As someone who at the beginning of our coffee date took an apologetic minute to post an Instagram of a screenshot of BoJack’s response to their Tweet (never come between another human and their right to freak out over social media acknowledgements), Possum understands what it’s like to be a fan. This only became more clear when we got into talking about Lorde, and Possum confessed to staring at their shoes the entire time they were in the same room as her. My point is that they get it and since joining Twitter this past couple of months, they have realised just how accessible fans are and are never afraid of using social media in order to keep that connection going. They know that by simply liking a tweet or responding to a comment on Facebook – something that takes seconds to do – can make someone’s entire day.
“I wanna do it in a way that treats them like a peer, not fan and artist. That’s always a tricky one.”
We discussed the difficulties faced once an artist gets bigger and the best way to meet fans once that happens. Artists that charge for their meet and greets get a lot of grief since it isolates the fans that have money and can afford it from the ones that can’t. This in itself is something that can reinforce that barrier and turn it into a fan/artist relationship as opposed to a peer relationship because fans begin to see the artist as unattainable. It’s hard to see someone as a peer when you lose all hope at ever being able to have a conversation with them.
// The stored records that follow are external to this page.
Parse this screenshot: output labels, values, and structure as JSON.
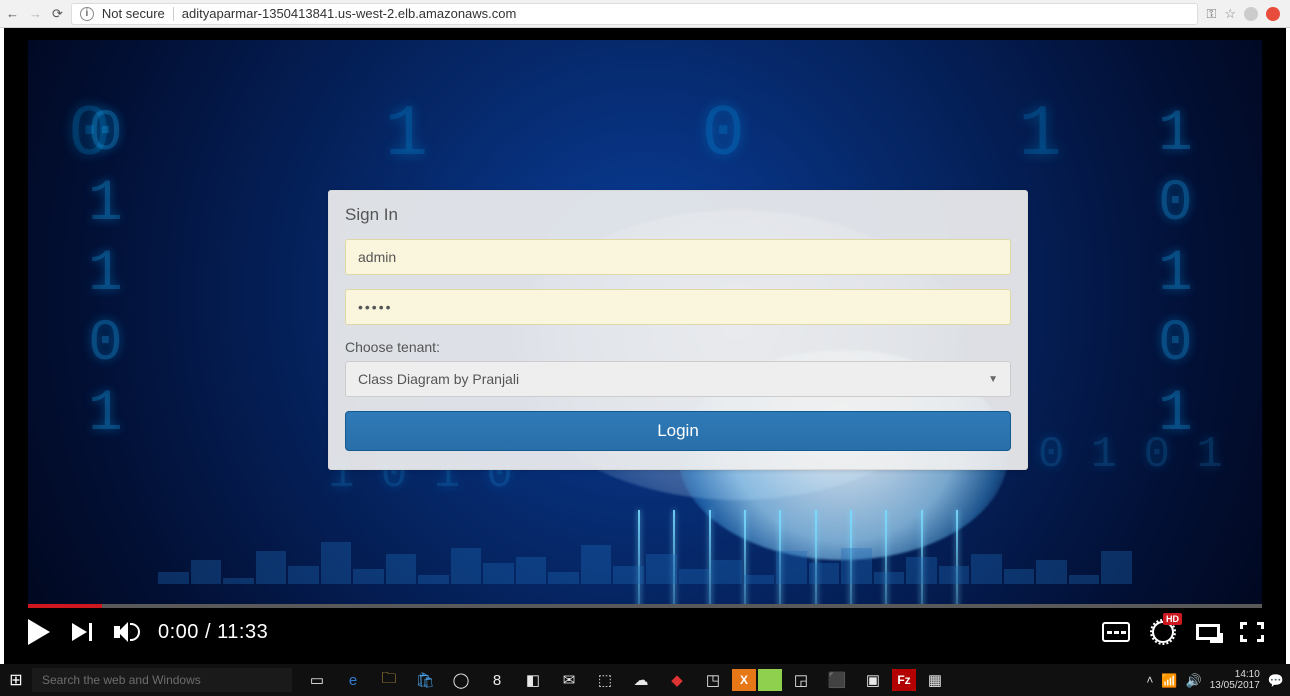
{
  "browser": {
    "security_label": "Not secure",
    "url": "adityaparmar-1350413841.us-west-2.elb.amazonaws.com"
  },
  "signin": {
    "title": "Sign In",
    "username_value": "admin",
    "password_masked": "•••••",
    "tenant_label": "Choose tenant:",
    "tenant_selected": "Class Diagram by Pranjali",
    "login_label": "Login"
  },
  "video": {
    "current_time": "0:00",
    "duration": "11:33",
    "hd_badge": "HD"
  },
  "taskbar": {
    "search_placeholder": "Search the web and Windows",
    "time": "14:10",
    "date": "13/05/2017"
  }
}
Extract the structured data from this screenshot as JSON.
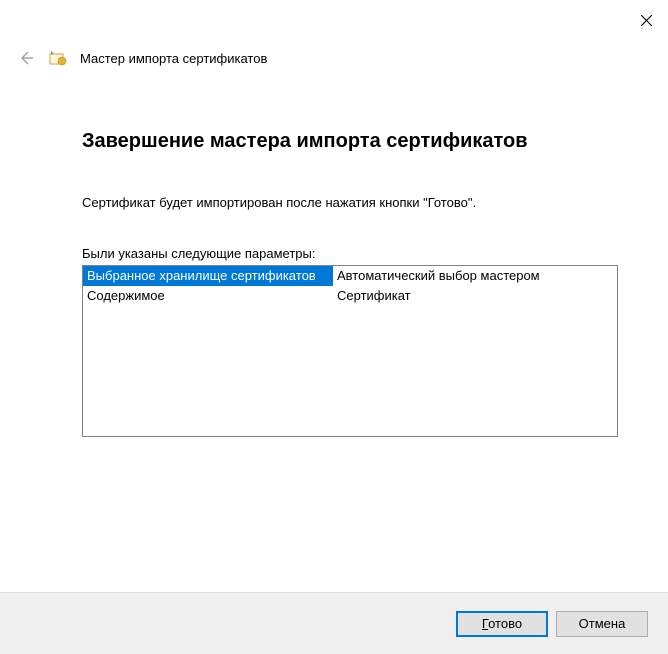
{
  "window": {
    "wizard_title": "Мастер импорта сертификатов"
  },
  "main": {
    "heading": "Завершение мастера импорта сертификатов",
    "description": "Сертификат будет импортирован после нажатия кнопки \"Готово\".",
    "params_label": "Были указаны следующие параметры:",
    "params": [
      {
        "name": "Выбранное хранилище сертификатов",
        "value": "Автоматический выбор мастером",
        "selected": true
      },
      {
        "name": "Содержимое",
        "value": "Сертификат",
        "selected": false
      }
    ]
  },
  "footer": {
    "finish_prefix": "Г",
    "finish_rest": "отово",
    "cancel": "Отмена"
  }
}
“But at the same time it’s impossible to make any money, like you think of Demi [Lovato] who has her skincare range and stuff, there’s no way, no one’s buying anything… You kind of have to overcharge for merch and slightly overcharge for ticket sales and people complain that ticket sales get more expensive but it’s like… you didn’t pay for the album! It’s really rough.”
For now, though, Possum continues to happily follow back fans on Instagram and Twitter and has many of them as friends on Facebook. For now, there is no barrier and I have no doubt that they will strive to keep it organic in that way for as long as is possible.
The EP release will be accompanied by a whole new range of AS Color merchandise, with artwork designed by the same artist that designed the Branches single artwork. Is there going to be a vinyl? I sure hope so. Nothing would make me happier than owning the first ever physical copy of Openside’s music. I hope you all follow suit. Like I said. They’re going to be huge.